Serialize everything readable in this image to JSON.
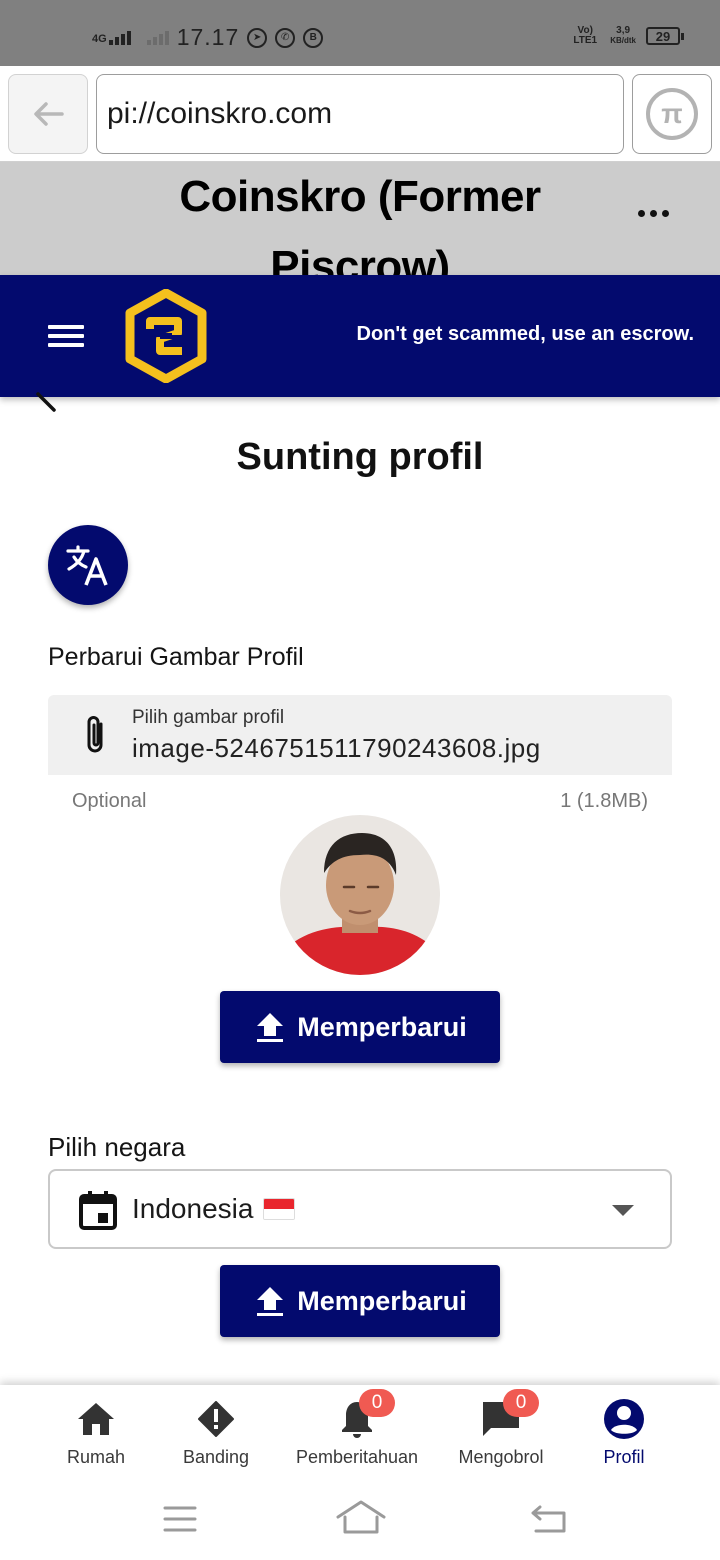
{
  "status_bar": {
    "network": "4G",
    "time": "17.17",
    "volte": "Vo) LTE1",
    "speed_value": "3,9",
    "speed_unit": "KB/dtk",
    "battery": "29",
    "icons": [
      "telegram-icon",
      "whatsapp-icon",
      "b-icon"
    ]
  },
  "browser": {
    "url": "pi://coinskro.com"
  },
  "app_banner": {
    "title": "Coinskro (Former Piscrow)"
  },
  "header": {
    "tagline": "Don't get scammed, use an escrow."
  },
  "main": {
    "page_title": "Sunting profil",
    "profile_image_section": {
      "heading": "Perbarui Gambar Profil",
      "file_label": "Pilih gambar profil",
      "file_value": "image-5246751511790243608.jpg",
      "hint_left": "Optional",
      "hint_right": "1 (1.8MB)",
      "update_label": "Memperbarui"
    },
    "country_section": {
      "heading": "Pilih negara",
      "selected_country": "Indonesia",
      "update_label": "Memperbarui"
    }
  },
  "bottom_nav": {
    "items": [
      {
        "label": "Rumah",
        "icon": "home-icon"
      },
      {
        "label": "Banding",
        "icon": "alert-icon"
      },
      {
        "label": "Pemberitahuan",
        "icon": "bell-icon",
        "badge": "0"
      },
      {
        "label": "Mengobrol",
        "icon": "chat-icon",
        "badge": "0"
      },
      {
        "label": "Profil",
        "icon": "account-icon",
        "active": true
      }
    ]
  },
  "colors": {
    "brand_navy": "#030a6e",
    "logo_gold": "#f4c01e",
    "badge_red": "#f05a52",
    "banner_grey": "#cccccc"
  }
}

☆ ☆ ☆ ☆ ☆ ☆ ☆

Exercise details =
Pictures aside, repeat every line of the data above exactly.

Response for this exercise =
Serialize everything readable in this image to JSON.
{
  "status_bar": {
    "network": "4G",
    "time": "17.17",
    "volte": "Vo) LTE1",
    "speed_value": "3,9",
    "speed_unit": "KB/dtk",
    "battery": "29",
    "icons": [
      "telegram-icon",
      "whatsapp-icon",
      "b-icon"
    ]
  },
  "browser": {
    "url": "pi://coinskro.com"
  },
  "app_banner": {
    "title": "Coinskro (Former Piscrow)"
  },
  "header": {
    "tagline": "Don't get scammed, use an escrow."
  },
  "main": {
    "page_title": "Sunting profil",
    "profile_image_section": {
      "heading": "Perbarui Gambar Profil",
      "file_label": "Pilih gambar profil",
      "file_value": "image-5246751511790243608.jpg",
      "hint_left": "Optional",
      "hint_right": "1 (1.8MB)",
      "update_label": "Memperbarui"
    },
    "country_section": {
      "heading": "Pilih negara",
      "selected_country": "Indonesia",
      "update_label": "Memperbarui"
    }
  },
  "bottom_nav": {
    "items": [
      {
        "label": "Rumah",
        "icon": "home-icon"
      },
      {
        "label": "Banding",
        "icon": "alert-icon"
      },
      {
        "label": "Pemberitahuan",
        "icon": "bell-icon",
        "badge": "0"
      },
      {
        "label": "Mengobrol",
        "icon": "chat-icon",
        "badge": "0"
      },
      {
        "label": "Profil",
        "icon": "account-icon",
        "active": true
      }
    ]
  },
  "colors": {
    "brand_navy": "#030a6e",
    "logo_gold": "#f4c01e",
    "badge_red": "#f05a52",
    "banner_grey": "#cccccc"
  }
}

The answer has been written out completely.